Indecent, expertly directed by Kristin Tripp Kelley, is a multi-layered, beautifully produced play that feels balletic in movement as it explores themes of antisemitism, homophobia, sexism, and political persecution in the first half of the 20th century in Europe and America through the history of Yiddish playwright and novelist Sholem Asch’s play, The God of Vengeance. In the controversial 1906 play, a Jewish brothel owner, attempting to expiate his own guilt, becomes obsessed with his daughter’s purity, purchases a Torah scroll and seeks a marriage between his daughter and a rabbi’s son. When he discovers that his daughter has fallen in love with one of the prostitutes in his brothel, in retribution, he condemns her to that same life.
Written by Pulitzer Prize winning playwright Paula Vogel, Indecent is at once personal and universal. It traverses the joys and triumphs of Asch’s play, from the capitals of Europe, to its vilification in the American Orthodox Jewish community in the 1920s, the subsequent arrest of the cast and producer for indecency, the horrors of the holocaust as the play is produced by starving Jews in an attic in the Lodz ghetto in the 1940s, and to Asch’s encounter with the McCarthy anti-communist hearings in the 1950s. Each era is personalized by stories within the story, of people involved with the play, revealing changing cultural norms.

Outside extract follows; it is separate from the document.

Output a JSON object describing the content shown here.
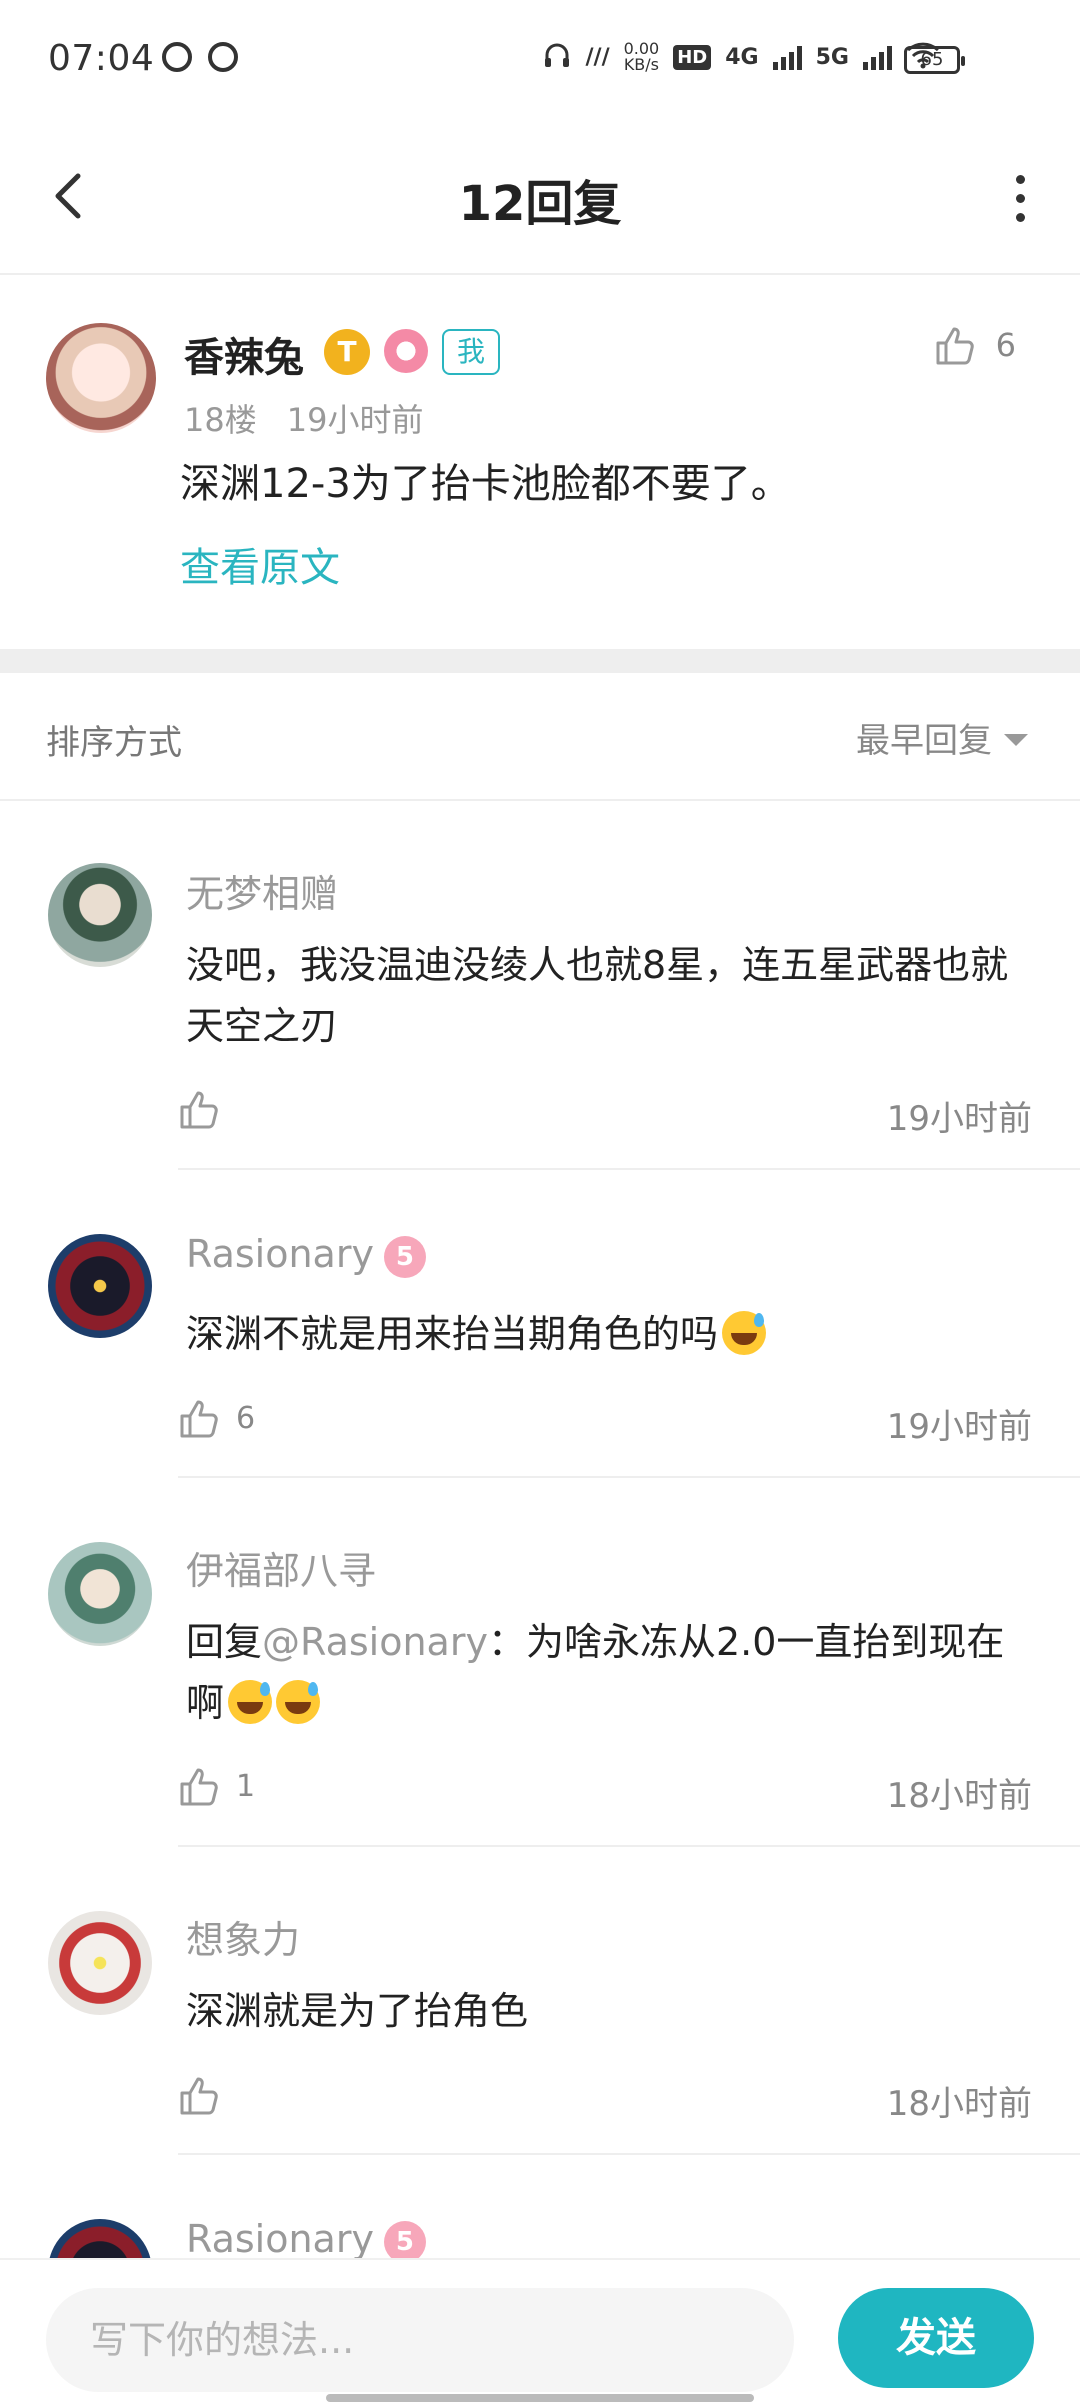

While serious in subject, Indecent is brimming with humor and light touches as the cast sing, dance, and tell stories. Through Jewish music and dance, German cabaret songs a la Marlene Dietrich, American musical numbers including a nod to the Rockettes, and even the delightful series of bows taken by the cast of The God of Vengeance, the passion and love of life of the Jewish people are celebrated in Indecent.
As cast members sit on mismatched wooden chairs upstage, a man named Lemmle (Jordan Levin) acts as Stage Manager, standing downstage to explain what will transpire as the play progresses. Actors move on and off the stage, sit in the chairs or on upturned suitcases, go into the dimly lit open wings to change costumes hanging on a rack, become a different character with a different accent. Musicians, led by Musical Director Joseph Donohue III, sit in the wings stage right when not partaking in the action center stage. Choreographer Lynne Kurdziel Formato has created a fluidity of movement by the cast, who seem to be in constant graceful motion. Dialect coaches Amanda L. Sharpe and Saul Elkin have done a great job fine-tuning accents, which are a very important element in the play.
Playing a variety of roles, the cast is superb. Aleks Malejs as the prostitute and Arin Lee Dandes as the virgin daughter have very good chemistry and are charming in the famous rain scene from The God of Vengeance. Both play other roles, as well. Adam Yellen has two very fun comic turns as a pimp and the playwright Eugene O’Neill, in addition to his more complex role as the young and middle-aged Sholem Asch. Peter Palmisano has some funny moments in the German cabaret in addition to his role as the obsessed brothel owner. Matt Witten, Debbie Pappas Sham, Saul Elkin, and musicians Maggie Zindle, Megan Callahan and Benjamin Levitt round out the fine cast.
The themes in Indecent are as relevant today as they were in 1906, and the stories it tells capture both the depravity and the beauty of the human spirit in a powerful and engaging evening of theater.
A collaboration between the Kavinoky Theatre and Jewish Repertory Theatre of WNY, Indecent is at the Kavinoky Theatre through March 29th.